Task brief: Leaving the pictures aside, reproduce the data in full and word for word.

--- Entries shown Enclosed Below ---

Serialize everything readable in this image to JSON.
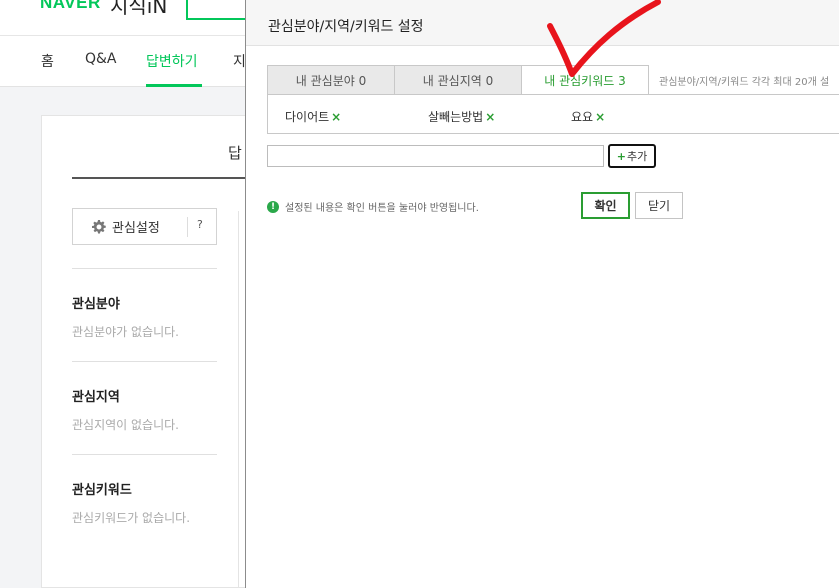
{
  "header": {
    "logo_brand": "NAVER",
    "logo_service": "지식iN"
  },
  "nav": {
    "items": [
      {
        "label": "홈",
        "active": false
      },
      {
        "label": "Q&A",
        "active": false
      },
      {
        "label": "답변하기",
        "active": true
      },
      {
        "label": "지",
        "active": false
      }
    ]
  },
  "content": {
    "title": "답",
    "interest_button": {
      "label": "관심설정",
      "help": "?",
      "icon": "gear-icon"
    },
    "sections": [
      {
        "heading": "관심분야",
        "empty_text": "관심분야가 없습니다."
      },
      {
        "heading": "관심지역",
        "empty_text": "관심지역이 없습니다."
      },
      {
        "heading": "관심키워드",
        "empty_text": "관심키워드가 없습니다."
      }
    ]
  },
  "modal": {
    "title": "관심분야/지역/키워드 설정",
    "tabs": [
      {
        "label": "내 관심분야 0",
        "active": false
      },
      {
        "label": "내 관심지역 0",
        "active": false
      },
      {
        "label": "내 관심키워드 3",
        "active": true
      }
    ],
    "tab_note": "관심분야/지역/키워드 각각 최대 20개 설",
    "keywords": [
      {
        "label": "다이어트",
        "remove": "×"
      },
      {
        "label": "살빼는방법",
        "remove": "×"
      },
      {
        "label": "요요",
        "remove": "×"
      }
    ],
    "keyword_input": {
      "value": "",
      "placeholder": ""
    },
    "add_button": {
      "icon": "+",
      "label": "추가"
    },
    "notice": {
      "icon": "!",
      "text": "설정된 내용은 확인 버튼을 눌러야 반영됩니다."
    },
    "confirm_label": "확인",
    "close_label": "닫기"
  },
  "colors": {
    "brand_green": "#03c75a",
    "accent_green": "#2a9d32",
    "annotation_red": "#e8141c"
  }
}
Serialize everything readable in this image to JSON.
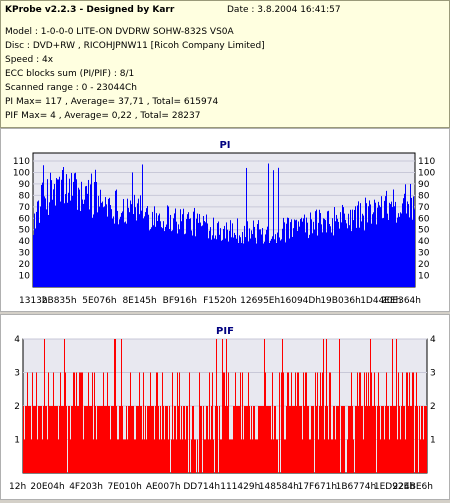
{
  "header": {
    "title": "KProbe v2.2.3 - Designed by Karr",
    "date": "Date : 3.8.2004 16:41:57"
  },
  "info": {
    "model": "Model : 1-0-0-0 LITE-ON DVDRW SOHW-832S  VS0A",
    "disc": "Disc : DVD+RW , RICOHJPNW11 [Ricoh Company Limited]",
    "speed": "Speed : 4x",
    "ecc": "ECC blocks sum (PI/PIF) : 8/1",
    "range": "Scanned range : 0 - 23044Ch",
    "pi": "PI Max= 117 , Average= 37,71 , Total= 615974",
    "pif": "PIF Max= 4 , Average= 0,22 , Total= 28237"
  },
  "colors": {
    "pi": "#0000ff",
    "pif": "#ff0000",
    "plot_bg": "#e8e8f0",
    "title_text": "#000080"
  },
  "chart_data": [
    {
      "type": "bar",
      "title": "PI",
      "ylim": [
        0,
        117
      ],
      "yticks": [
        10,
        20,
        30,
        40,
        50,
        60,
        70,
        80,
        90,
        100,
        110
      ],
      "xticks": [
        "1313h",
        "2B835h",
        "5E076h",
        "8E145h",
        "BF916h",
        "F1520h",
        "12695Eh",
        "16094Dh",
        "19B036h",
        "1D44EEh",
        "20E364h"
      ],
      "profile_x": [
        0,
        0.03,
        0.08,
        0.15,
        0.25,
        0.35,
        0.45,
        0.55,
        0.62,
        0.7,
        0.8,
        0.88,
        0.95,
        1.0
      ],
      "profile_y": [
        60,
        82,
        90,
        80,
        70,
        62,
        56,
        50,
        48,
        54,
        60,
        66,
        72,
        78
      ],
      "spike_to": 110,
      "grid": true
    },
    {
      "type": "bar",
      "title": "PIF",
      "ylim": [
        0,
        4
      ],
      "yticks": [
        1,
        2,
        3,
        4
      ],
      "xticks": [
        "12h",
        "20E04h",
        "4F203h",
        "7E010h",
        "AE007h",
        "DD714h",
        "111429h",
        "148584h",
        "17F671h",
        "1B6774h",
        "1ED92Eh",
        "224BE6h"
      ],
      "levels": [
        0,
        1,
        2,
        3,
        4
      ],
      "level_share": [
        0.05,
        0.18,
        0.52,
        0.2,
        0.05
      ],
      "grid": true
    }
  ]
}
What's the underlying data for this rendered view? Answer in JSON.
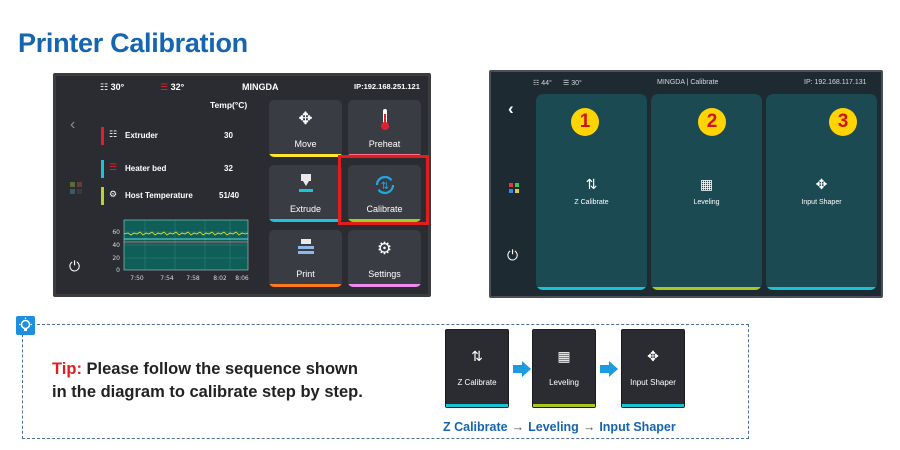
{
  "page": {
    "title": "Printer Calibration"
  },
  "screen1": {
    "status": {
      "extruder_temp": "30°",
      "bed_temp": "32°",
      "device": "MINGDA",
      "ip": "IP:192.168.251.121"
    },
    "temp_header": "Temp(°C)",
    "temps": [
      {
        "label": "Extruder",
        "value": "30",
        "color": "#e0212c",
        "icon": "extruder-icon"
      },
      {
        "label": "Heater bed",
        "value": "32",
        "color": "#19c6d6",
        "icon": "heater-bed-icon"
      },
      {
        "label": "Host Temperature",
        "value": "51/40",
        "color": "#b8d42a",
        "icon": "gear-icon"
      }
    ],
    "graph": {
      "y_ticks": [
        "60",
        "40",
        "20",
        "0"
      ],
      "x_ticks": [
        "7:50",
        "7:54",
        "7:58",
        "8:02",
        "8:06"
      ]
    },
    "tiles": [
      {
        "label": "Move",
        "color": "#ffe530"
      },
      {
        "label": "Preheat",
        "color": "#ff6f8f"
      },
      {
        "label": "Extrude",
        "color": "#1ec4dc"
      },
      {
        "label": "Calibrate",
        "color": "#9cd21c"
      },
      {
        "label": "Print",
        "color": "#ff7a1a"
      },
      {
        "label": "Settings",
        "color": "#f08aef"
      }
    ]
  },
  "screen2": {
    "status": {
      "extruder_temp": "44°",
      "bed_temp": "30°",
      "title": "MINGDA | Calibrate",
      "ip": "IP: 192.168.117.131"
    },
    "panels": [
      {
        "number": "1",
        "label": "Z Calibrate",
        "color": "#16c2d6"
      },
      {
        "number": "2",
        "label": "Leveling",
        "color": "#a8c81e"
      },
      {
        "number": "3",
        "label": "Input Shaper",
        "color": "#16c2d6"
      }
    ]
  },
  "tip": {
    "label": "Tip:",
    "text_line1": " Please follow the sequence shown",
    "text_line2": "in the diagram to calibrate step by step.",
    "steps": [
      {
        "label": "Z Calibrate",
        "color": "#16c2d6"
      },
      {
        "label": "Leveling",
        "color": "#a8c81e"
      },
      {
        "label": "Input Shaper",
        "color": "#16c2d6"
      }
    ],
    "caption": {
      "step1": "Z Calibrate",
      "step2": "Leveling",
      "step3": "Input Shaper",
      "separator": "→"
    }
  }
}
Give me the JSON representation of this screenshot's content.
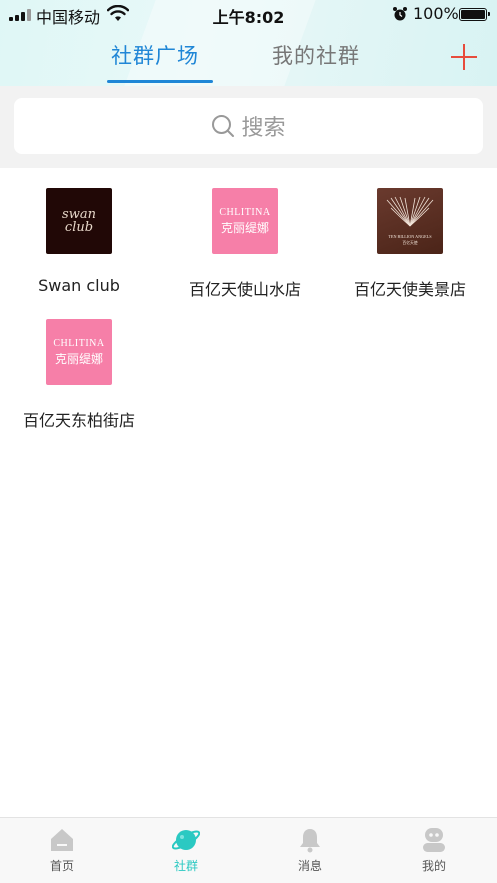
{
  "status_bar": {
    "carrier": "中国移动",
    "time": "上午8:02",
    "battery": "100%"
  },
  "tabs": [
    {
      "label": "社群广场",
      "active": true
    },
    {
      "label": "我的社群",
      "active": false
    }
  ],
  "add_icon": "plus-icon",
  "search": {
    "placeholder": "搜索",
    "icon": "search-icon"
  },
  "communities": [
    {
      "name": "Swan club",
      "logo_text": "swan\nclub"
    },
    {
      "name": "百亿天使山水店",
      "logo_en": "CHLITINA",
      "logo_cn": "克丽缇娜"
    },
    {
      "name": "百亿天使美景店",
      "logo_en": "TEN BILLION ANGELS",
      "logo_cn": "百亿天使"
    },
    {
      "name": "百亿天东柏街店",
      "logo_en": "CHLITINA",
      "logo_cn": "克丽缇娜"
    }
  ],
  "bottom_nav": [
    {
      "label": "首页",
      "icon": "home-icon",
      "active": false
    },
    {
      "label": "社群",
      "icon": "planet-icon",
      "active": true
    },
    {
      "label": "消息",
      "icon": "bell-icon",
      "active": false
    },
    {
      "label": "我的",
      "icon": "profile-icon",
      "active": false
    }
  ],
  "colors": {
    "accent_blue": "#1f86d6",
    "accent_red": "#e74c3c",
    "nav_active": "#2bc9c2",
    "brand_pink": "#f67fa8"
  }
}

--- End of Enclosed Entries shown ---

Written solution:
Serialize everything readable in this image to JSON.
{
  "header": {
    "logo_brand": "NAVER",
    "logo_service": "지식iN"
  },
  "nav": {
    "items": [
      {
        "label": "홈",
        "active": false
      },
      {
        "label": "Q&A",
        "active": false
      },
      {
        "label": "답변하기",
        "active": true
      },
      {
        "label": "지",
        "active": false
      }
    ]
  },
  "content": {
    "title": "답",
    "interest_button": {
      "label": "관심설정",
      "help": "?",
      "icon": "gear-icon"
    },
    "sections": [
      {
        "heading": "관심분야",
        "empty_text": "관심분야가 없습니다."
      },
      {
        "heading": "관심지역",
        "empty_text": "관심지역이 없습니다."
      },
      {
        "heading": "관심키워드",
        "empty_text": "관심키워드가 없습니다."
      }
    ]
  },
  "modal": {
    "title": "관심분야/지역/키워드 설정",
    "tabs": [
      {
        "label": "내 관심분야 0",
        "active": false
      },
      {
        "label": "내 관심지역 0",
        "active": false
      },
      {
        "label": "내 관심키워드 3",
        "active": true
      }
    ],
    "tab_note": "관심분야/지역/키워드 각각 최대 20개 설",
    "keywords": [
      {
        "label": "다이어트",
        "remove": "×"
      },
      {
        "label": "살빼는방법",
        "remove": "×"
      },
      {
        "label": "요요",
        "remove": "×"
      }
    ],
    "keyword_input": {
      "value": "",
      "placeholder": ""
    },
    "add_button": {
      "icon": "+",
      "label": "추가"
    },
    "notice": {
      "icon": "!",
      "text": "설정된 내용은 확인 버튼을 눌러야 반영됩니다."
    },
    "confirm_label": "확인",
    "close_label": "닫기"
  },
  "colors": {
    "brand_green": "#03c75a",
    "accent_green": "#2a9d32",
    "annotation_red": "#e8141c"
  }
}
Serialize everything readable in this image to JSON.
{
  "header": {
    "title": "KProbe v2.2.3 - Designed by Karr",
    "date": "Date : 3.8.2004 16:41:57"
  },
  "info": {
    "model": "Model : 1-0-0-0 LITE-ON DVDRW SOHW-832S  VS0A",
    "disc": "Disc : DVD+RW , RICOHJPNW11 [Ricoh Company Limited]",
    "speed": "Speed : 4x",
    "ecc": "ECC blocks sum (PI/PIF) : 8/1",
    "range": "Scanned range : 0 - 23044Ch",
    "pi": "PI Max= 117 , Average= 37,71 , Total= 615974",
    "pif": "PIF Max= 4 , Average= 0,22 , Total= 28237"
  },
  "colors": {
    "pi": "#0000ff",
    "pif": "#ff0000",
    "plot_bg": "#e8e8f0",
    "title_text": "#000080"
  },
  "chart_data": [
    {
      "type": "bar",
      "title": "PI",
      "ylim": [
        0,
        117
      ],
      "yticks": [
        10,
        20,
        30,
        40,
        50,
        60,
        70,
        80,
        90,
        100,
        110
      ],
      "xticks": [
        "1313h",
        "2B835h",
        "5E076h",
        "8E145h",
        "BF916h",
        "F1520h",
        "12695Eh",
        "16094Dh",
        "19B036h",
        "1D44EEh",
        "20E364h"
      ],
      "profile_x": [
        0,
        0.03,
        0.08,
        0.15,
        0.25,
        0.35,
        0.45,
        0.55,
        0.62,
        0.7,
        0.8,
        0.88,
        0.95,
        1.0
      ],
      "profile_y": [
        60,
        82,
        90,
        80,
        70,
        62,
        56,
        50,
        48,
        54,
        60,
        66,
        72,
        78
      ],
      "spike_to": 110,
      "grid": true
    },
    {
      "type": "bar",
      "title": "PIF",
      "ylim": [
        0,
        4
      ],
      "yticks": [
        1,
        2,
        3,
        4
      ],
      "xticks": [
        "12h",
        "20E04h",
        "4F203h",
        "7E010h",
        "AE007h",
        "DD714h",
        "111429h",
        "148584h",
        "17F671h",
        "1B6774h",
        "1ED92Eh",
        "224BE6h"
      ],
      "levels": [
        0,
        1,
        2,
        3,
        4
      ],
      "level_share": [
        0.05,
        0.18,
        0.52,
        0.2,
        0.05
      ],
      "grid": true
    }
  ]
}
What's the underlying data for this rendered view? Answer in JSON.
{
  "page": {
    "title": "Printer Calibration"
  },
  "screen1": {
    "status": {
      "extruder_temp": "30°",
      "bed_temp": "32°",
      "device": "MINGDA",
      "ip": "IP:192.168.251.121"
    },
    "temp_header": "Temp(°C)",
    "temps": [
      {
        "label": "Extruder",
        "value": "30",
        "color": "#e0212c",
        "icon": "extruder-icon"
      },
      {
        "label": "Heater bed",
        "value": "32",
        "color": "#19c6d6",
        "icon": "heater-bed-icon"
      },
      {
        "label": "Host Temperature",
        "value": "51/40",
        "color": "#b8d42a",
        "icon": "gear-icon"
      }
    ],
    "graph": {
      "y_ticks": [
        "60",
        "40",
        "20",
        "0"
      ],
      "x_ticks": [
        "7:50",
        "7:54",
        "7:58",
        "8:02",
        "8:06"
      ]
    },
    "tiles": [
      {
        "label": "Move",
        "color": "#ffe530"
      },
      {
        "label": "Preheat",
        "color": "#ff6f8f"
      },
      {
        "label": "Extrude",
        "color": "#1ec4dc"
      },
      {
        "label": "Calibrate",
        "color": "#9cd21c"
      },
      {
        "label": "Print",
        "color": "#ff7a1a"
      },
      {
        "label": "Settings",
        "color": "#f08aef"
      }
    ]
  },
  "screen2": {
    "status": {
      "extruder_temp": "44°",
      "bed_temp": "30°",
      "title": "MINGDA | Calibrate",
      "ip": "IP: 192.168.117.131"
    },
    "panels": [
      {
        "number": "1",
        "label": "Z Calibrate",
        "color": "#16c2d6"
      },
      {
        "number": "2",
        "label": "Leveling",
        "color": "#a8c81e"
      },
      {
        "number": "3",
        "label": "Input Shaper",
        "color": "#16c2d6"
      }
    ]
  },
  "tip": {
    "label": "Tip:",
    "text_line1": " Please follow the sequence shown",
    "text_line2": "in the diagram to calibrate step by step.",
    "steps": [
      {
        "label": "Z Calibrate",
        "color": "#16c2d6"
      },
      {
        "label": "Leveling",
        "color": "#a8c81e"
      },
      {
        "label": "Input Shaper",
        "color": "#16c2d6"
      }
    ],
    "caption": {
      "step1": "Z Calibrate",
      "step2": "Leveling",
      "step3": "Input Shaper",
      "separator": "→"
    }
  }
}
Give me the JSON representation of this screenshot's content.
{
  "status_bar": {
    "carrier": "中国移动",
    "time": "上午8:02",
    "battery": "100%"
  },
  "tabs": [
    {
      "label": "社群广场",
      "active": true
    },
    {
      "label": "我的社群",
      "active": false
    }
  ],
  "add_icon": "plus-icon",
  "search": {
    "placeholder": "搜索",
    "icon": "search-icon"
  },
  "communities": [
    {
      "name": "Swan club",
      "logo_text": "swan\nclub"
    },
    {
      "name": "百亿天使山水店",
      "logo_en": "CHLITINA",
      "logo_cn": "克丽缇娜"
    },
    {
      "name": "百亿天使美景店",
      "logo_en": "TEN BILLION ANGELS",
      "logo_cn": "百亿天使"
    },
    {
      "name": "百亿天东柏街店",
      "logo_en": "CHLITINA",
      "logo_cn": "克丽缇娜"
    }
  ],
  "bottom_nav": [
    {
      "label": "首页",
      "icon": "home-icon",
      "active": false
    },
    {
      "label": "社群",
      "icon": "planet-icon",
      "active": true
    },
    {
      "label": "消息",
      "icon": "bell-icon",
      "active": false
    },
    {
      "label": "我的",
      "icon": "profile-icon",
      "active": false
    }
  ],
  "colors": {
    "accent_blue": "#1f86d6",
    "accent_red": "#e74c3c",
    "nav_active": "#2bc9c2",
    "brand_pink": "#f67fa8"
  }
}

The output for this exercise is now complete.